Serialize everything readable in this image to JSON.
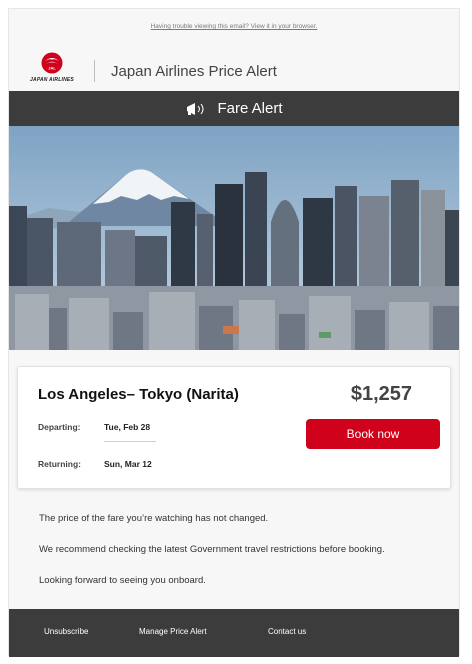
{
  "preheader": {
    "text": "Having trouble viewing this email? View it in your browser."
  },
  "brand": {
    "logo_text": "JAPAN AIRLINES",
    "logo_mark_text": "JAL",
    "title": "Japan Airlines Price Alert"
  },
  "alert_bar": {
    "icon": "megaphone-icon",
    "title": "Fare Alert"
  },
  "hero": {
    "description_icon": "mount-fuji-tokyo-skyline-image"
  },
  "fare": {
    "route": "Los Angeles– Tokyo (Narita)",
    "price": "$1,257",
    "departing_label": "Departing:",
    "departing_date": "Tue, Feb 28",
    "returning_label": "Returning:",
    "returning_date": "Sun, Mar 12",
    "book_label": "Book now"
  },
  "messages": [
    "The price of the fare you’re watching has not changed.",
    "We recommend checking the latest Government travel restrictions before booking.",
    "Looking forward to seeing you onboard."
  ],
  "footer": {
    "links": [
      "Unsubscribe",
      "Manage Price Alert",
      "Contact us"
    ]
  },
  "colors": {
    "brand_red": "#d0021b",
    "dark_bar": "#3c3c3c",
    "background": "#f7f7f7"
  }
}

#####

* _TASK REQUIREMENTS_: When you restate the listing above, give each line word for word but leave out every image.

* _RESULT FOR THIS TASK_:
Serialize everything readable in this image to JSON.
{
  "preheader": {
    "text": "Having trouble viewing this email? View it in your browser."
  },
  "brand": {
    "logo_text": "JAPAN AIRLINES",
    "logo_mark_text": "JAL",
    "title": "Japan Airlines Price Alert"
  },
  "alert_bar": {
    "icon": "megaphone-icon",
    "title": "Fare Alert"
  },
  "hero": {
    "description_icon": "mount-fuji-tokyo-skyline-image"
  },
  "fare": {
    "route": "Los Angeles– Tokyo (Narita)",
    "price": "$1,257",
    "departing_label": "Departing:",
    "departing_date": "Tue, Feb 28",
    "returning_label": "Returning:",
    "returning_date": "Sun, Mar 12",
    "book_label": "Book now"
  },
  "messages": [
    "The price of the fare you’re watching has not changed.",
    "We recommend checking the latest Government travel restrictions before booking.",
    "Looking forward to seeing you onboard."
  ],
  "footer": {
    "links": [
      "Unsubscribe",
      "Manage Price Alert",
      "Contact us"
    ]
  },
  "colors": {
    "brand_red": "#d0021b",
    "dark_bar": "#3c3c3c",
    "background": "#f7f7f7"
  }
}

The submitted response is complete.